◆ **What you have to do**
Since pictures are not wanted, repeat only the text of the records, word for word.

Dataset records
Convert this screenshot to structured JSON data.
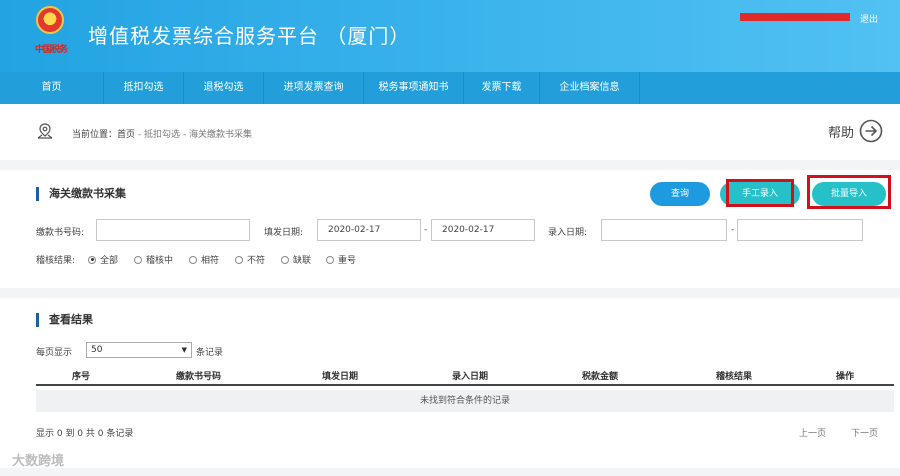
{
  "header": {
    "logo_text": "中国税务",
    "title": "增值税发票综合服务平台 （厦门）",
    "logout": "退出"
  },
  "nav": {
    "items": [
      "首页",
      "抵扣勾选",
      "退税勾选",
      "进项发票查询",
      "税务事项通知书",
      "发票下载",
      "企业档案信息"
    ]
  },
  "breadcrumb": {
    "prefix": "当前位置：",
    "home": "首页",
    "sep1": " - ",
    "level2": "抵扣勾选",
    "sep2": " - ",
    "current": "海关缴款书采集",
    "help": "帮助"
  },
  "form": {
    "title": "海关缴款书采集",
    "query_btn": "查询",
    "manual_btn": "手工录入",
    "batch_btn": "批量导入",
    "number_label": "缴款书号码:",
    "fill_date_label": "填发日期:",
    "fill_date_from": "2020-02-17",
    "fill_date_to": "2020-02-17",
    "dash": "-",
    "entry_date_label": "录入日期:",
    "audit_label": "稽核结果:",
    "radios": [
      "全部",
      "稽核中",
      "相符",
      "不符",
      "缺联",
      "重号"
    ],
    "selected_radio": "全部"
  },
  "results": {
    "title": "查看结果",
    "per_page_label": "每页显示",
    "per_page_value": "50",
    "records_suffix": "条记录",
    "columns": [
      "序号",
      "缴款书号码",
      "填发日期",
      "录入日期",
      "税款金额",
      "稽核结果",
      "操作"
    ],
    "empty_text": "未找到符合条件的记录",
    "summary": "显示 0 到 0 共 0 条记录",
    "prev": "上一页",
    "next": "下一页"
  },
  "watermark": "大数跨境",
  "colors": {
    "header_blue": "#2ba8e5",
    "nav_blue": "#229fdb",
    "button_blue": "#1e9ae0",
    "button_teal": "#26c0c9",
    "highlight_red": "#d0101a"
  }
}
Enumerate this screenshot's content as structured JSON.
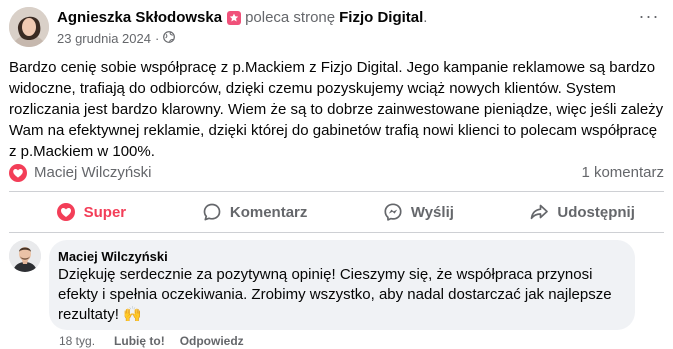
{
  "post": {
    "author": "Agnieszka Skłodowska",
    "recommend_text": "poleca stronę",
    "page_name": "Fizjo Digital",
    "period": ".",
    "date": "23 grudnia 2024",
    "dot": "·",
    "privacy_icon": "globe-icon",
    "more_icon": "more-options-icon",
    "more_glyph": "···",
    "body": "Bardzo cenię sobie współpracę z p.Mackiem z Fizjo Digital. Jego kampanie reklamowe są bardzo widoczne, trafiają do odbiorców, dzięki czemu pozyskujemy wciąż nowych klientów. System rozliczania jest bardzo klarowny. Wiem że są to dobrze zainwestowane pieniądze, więc jeśli zależy Wam na efektywnej reklamie, dzięki której do gabinetów trafią nowi klienci to polecam współpracę z p.Mackiem w 100%."
  },
  "stats": {
    "reactor": "Maciej Wilczyński",
    "reaction_icon": "heart-reaction-icon",
    "comment_count": "1 komentarz"
  },
  "actions": [
    {
      "label": "Super",
      "icon": "heart-icon",
      "active": true
    },
    {
      "label": "Komentarz",
      "icon": "comment-icon",
      "active": false
    },
    {
      "label": "Wyślij",
      "icon": "messenger-icon",
      "active": false
    },
    {
      "label": "Udostępnij",
      "icon": "share-icon",
      "active": false
    }
  ],
  "comment": {
    "author": "Maciej Wilczyński",
    "text": "Dziękuję serdecznie za pozytywną opinię! Cieszymy się, że współpraca przynosi efekty i spełnia oczekiwania. Zrobimy wszystko, aby nadal dostarczać jak najlepsze rezultaty! 🙌",
    "time": "18 tyg.",
    "like_label": "Lubię to!",
    "reply_label": "Odpowiedz"
  },
  "colors": {
    "text": "#050505",
    "secondary": "#65676b",
    "love": "#f33e58",
    "recommend": "#f0517a",
    "comment_bg": "#f0f2f5"
  }
}
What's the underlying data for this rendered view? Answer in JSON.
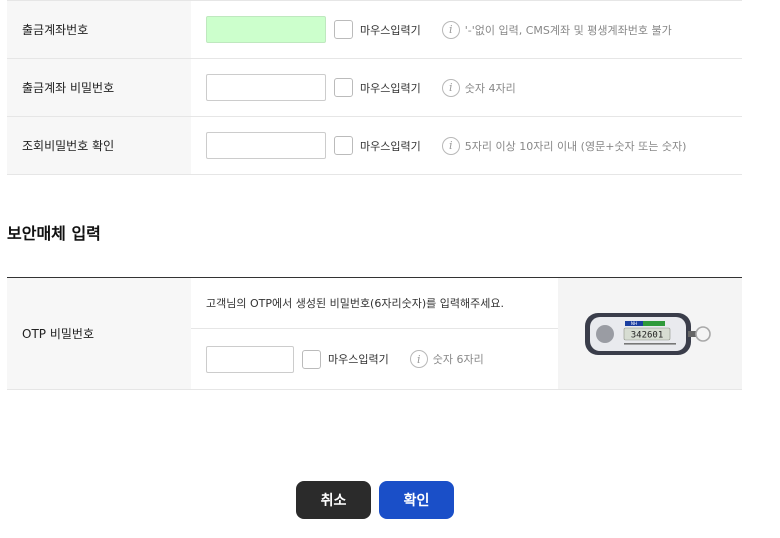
{
  "form": {
    "rows": [
      {
        "label": "출금계좌번호",
        "checkbox_label": "마우스입력기",
        "hint": "'-'없이 입력, CMS계좌 및 평생계좌번호 불가"
      },
      {
        "label": "출금계좌 비밀번호",
        "checkbox_label": "마우스입력기",
        "hint": "숫자 4자리"
      },
      {
        "label": "조회비밀번호 확인",
        "checkbox_label": "마우스입력기",
        "hint": "5자리 이상 10자리 이내 (영문+숫자 또는 숫자)"
      }
    ],
    "info_glyph": "i"
  },
  "security": {
    "title": "보안매체 입력",
    "otp_label": "OTP 비밀번호",
    "description": "고객님의 OTP에서 생성된 비밀번호(6자리숫자)를 입력해주세요.",
    "checkbox_label": "마우스입력기",
    "hint": "숫자 6자리",
    "device_display": "342601",
    "device_brand": "NH"
  },
  "buttons": {
    "cancel": "취소",
    "confirm": "확인"
  },
  "colors": {
    "filled_input": "#ccffcc",
    "confirm": "#1a4fc8",
    "cancel": "#2b2b2b"
  }
}
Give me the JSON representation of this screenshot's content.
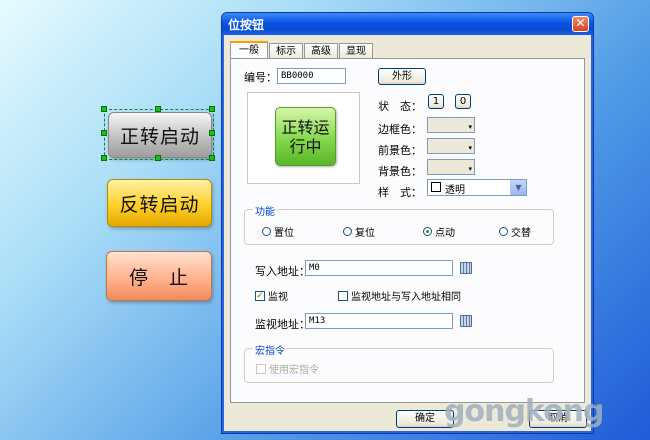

◆ **Output for this exercise**
Convert this screenshot to structured JSON data.
{
  "header": {
    "logo_text": "中国税务",
    "title": "增值税发票综合服务平台 （厦门）",
    "logout": "退出"
  },
  "nav": {
    "items": [
      "首页",
      "抵扣勾选",
      "退税勾选",
      "进项发票查询",
      "税务事项通知书",
      "发票下载",
      "企业档案信息"
    ]
  },
  "breadcrumb": {
    "prefix": "当前位置：",
    "home": "首页",
    "sep1": " - ",
    "level2": "抵扣勾选",
    "sep2": " - ",
    "current": "海关缴款书采集",
    "help": "帮助"
  },
  "form": {
    "title": "海关缴款书采集",
    "query_btn": "查询",
    "manual_btn": "手工录入",
    "batch_btn": "批量导入",
    "number_label": "缴款书号码:",
    "fill_date_label": "填发日期:",
    "fill_date_from": "2020-02-17",
    "fill_date_to": "2020-02-17",
    "dash": "-",
    "entry_date_label": "录入日期:",
    "audit_label": "稽核结果:",
    "radios": [
      "全部",
      "稽核中",
      "相符",
      "不符",
      "缺联",
      "重号"
    ],
    "selected_radio": "全部"
  },
  "results": {
    "title": "查看结果",
    "per_page_label": "每页显示",
    "per_page_value": "50",
    "records_suffix": "条记录",
    "columns": [
      "序号",
      "缴款书号码",
      "填发日期",
      "录入日期",
      "税款金额",
      "稽核结果",
      "操作"
    ],
    "empty_text": "未找到符合条件的记录",
    "summary": "显示 0 到 0 共 0 条记录",
    "prev": "上一页",
    "next": "下一页"
  },
  "watermark": "大数跨境",
  "colors": {
    "header_blue": "#2ba8e5",
    "nav_blue": "#229fdb",
    "button_blue": "#1e9ae0",
    "button_teal": "#26c0c9",
    "highlight_red": "#d0101a"
  }
}
Enumerate this screenshot's content as structured JSON.
{
  "post": {
    "author": "Agnieszka Skłodowska",
    "recommend_text": "poleca stronę",
    "page_name": "Fizjo Digital",
    "period": ".",
    "date": "23 grudnia 2024",
    "dot": "·",
    "privacy_icon": "globe-icon",
    "more_icon": "more-options-icon",
    "more_glyph": "···",
    "body": "Bardzo cenię sobie współpracę z p.Mackiem z Fizjo Digital. Jego kampanie reklamowe są bardzo widoczne, trafiają do odbiorców, dzięki czemu pozyskujemy wciąż nowych klientów. System rozliczania jest bardzo klarowny. Wiem że są to dobrze zainwestowane pieniądze, więc jeśli zależy Wam na efektywnej reklamie, dzięki której do gabinetów trafią nowi klienci to polecam współpracę z p.Mackiem w 100%."
  },
  "stats": {
    "reactor": "Maciej Wilczyński",
    "reaction_icon": "heart-reaction-icon",
    "comment_count": "1 komentarz"
  },
  "actions": [
    {
      "label": "Super",
      "icon": "heart-icon",
      "active": true
    },
    {
      "label": "Komentarz",
      "icon": "comment-icon",
      "active": false
    },
    {
      "label": "Wyślij",
      "icon": "messenger-icon",
      "active": false
    },
    {
      "label": "Udostępnij",
      "icon": "share-icon",
      "active": false
    }
  ],
  "comment": {
    "author": "Maciej Wilczyński",
    "text": "Dziękuję serdecznie za pozytywną opinię! Cieszymy się, że współpraca przynosi efekty i spełnia oczekiwania. Zrobimy wszystko, aby nadal dostarczać jak najlepsze rezultaty! 🙌",
    "time": "18 tyg.",
    "like_label": "Lubię to!",
    "reply_label": "Odpowiedz"
  },
  "colors": {
    "text": "#050505",
    "secondary": "#65676b",
    "love": "#f33e58",
    "recommend": "#f0517a",
    "comment_bg": "#f0f2f5"
  }
}
What's the underlying data for this rendered view? Answer in JSON.
{
  "form": {
    "rows": [
      {
        "label": "출금계좌번호",
        "checkbox_label": "마우스입력기",
        "hint": "'-'없이 입력, CMS계좌 및 평생계좌번호 불가"
      },
      {
        "label": "출금계좌 비밀번호",
        "checkbox_label": "마우스입력기",
        "hint": "숫자 4자리"
      },
      {
        "label": "조회비밀번호 확인",
        "checkbox_label": "마우스입력기",
        "hint": "5자리 이상 10자리 이내 (영문+숫자 또는 숫자)"
      }
    ],
    "info_glyph": "i"
  },
  "security": {
    "title": "보안매체 입력",
    "otp_label": "OTP 비밀번호",
    "description": "고객님의 OTP에서 생성된 비밀번호(6자리숫자)를 입력해주세요.",
    "checkbox_label": "마우스입력기",
    "hint": "숫자 6자리",
    "device_display": "342601",
    "device_brand": "NH"
  },
  "buttons": {
    "cancel": "취소",
    "confirm": "확인"
  },
  "colors": {
    "filled_input": "#ccffcc",
    "confirm": "#1a4fc8",
    "cancel": "#2b2b2b"
  }
}
Give me the JSON representation of this screenshot's content.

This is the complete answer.